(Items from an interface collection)
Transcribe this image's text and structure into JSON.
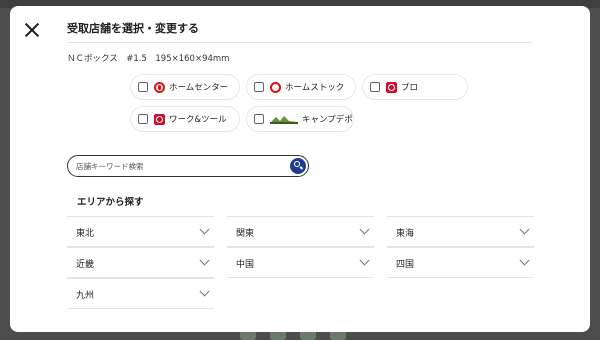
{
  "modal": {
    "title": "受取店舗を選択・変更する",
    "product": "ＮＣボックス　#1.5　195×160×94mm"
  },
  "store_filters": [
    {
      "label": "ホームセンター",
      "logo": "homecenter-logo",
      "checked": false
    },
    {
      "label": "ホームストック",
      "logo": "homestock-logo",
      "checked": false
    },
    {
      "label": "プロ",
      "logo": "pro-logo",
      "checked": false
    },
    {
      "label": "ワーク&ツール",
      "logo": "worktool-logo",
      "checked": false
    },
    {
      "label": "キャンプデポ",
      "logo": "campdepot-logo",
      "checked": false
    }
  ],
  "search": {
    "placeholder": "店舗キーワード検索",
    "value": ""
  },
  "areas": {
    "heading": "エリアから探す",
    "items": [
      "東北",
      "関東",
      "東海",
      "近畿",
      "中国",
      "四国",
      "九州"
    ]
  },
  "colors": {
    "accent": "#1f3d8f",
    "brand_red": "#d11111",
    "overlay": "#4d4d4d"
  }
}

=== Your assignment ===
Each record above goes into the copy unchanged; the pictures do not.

=== Final answer ===
Transcribe this image's text and structure into JSON.
{
  "modal": {
    "title": "受取店舗を選択・変更する",
    "product": "ＮＣボックス　#1.5　195×160×94mm"
  },
  "store_filters": [
    {
      "label": "ホームセンター",
      "logo": "homecenter-logo",
      "checked": false
    },
    {
      "label": "ホームストック",
      "logo": "homestock-logo",
      "checked": false
    },
    {
      "label": "プロ",
      "logo": "pro-logo",
      "checked": false
    },
    {
      "label": "ワーク&ツール",
      "logo": "worktool-logo",
      "checked": false
    },
    {
      "label": "キャンプデポ",
      "logo": "campdepot-logo",
      "checked": false
    }
  ],
  "search": {
    "placeholder": "店舗キーワード検索",
    "value": ""
  },
  "areas": {
    "heading": "エリアから探す",
    "items": [
      "東北",
      "関東",
      "東海",
      "近畿",
      "中国",
      "四国",
      "九州"
    ]
  },
  "colors": {
    "accent": "#1f3d8f",
    "brand_red": "#d11111",
    "overlay": "#4d4d4d"
  }
}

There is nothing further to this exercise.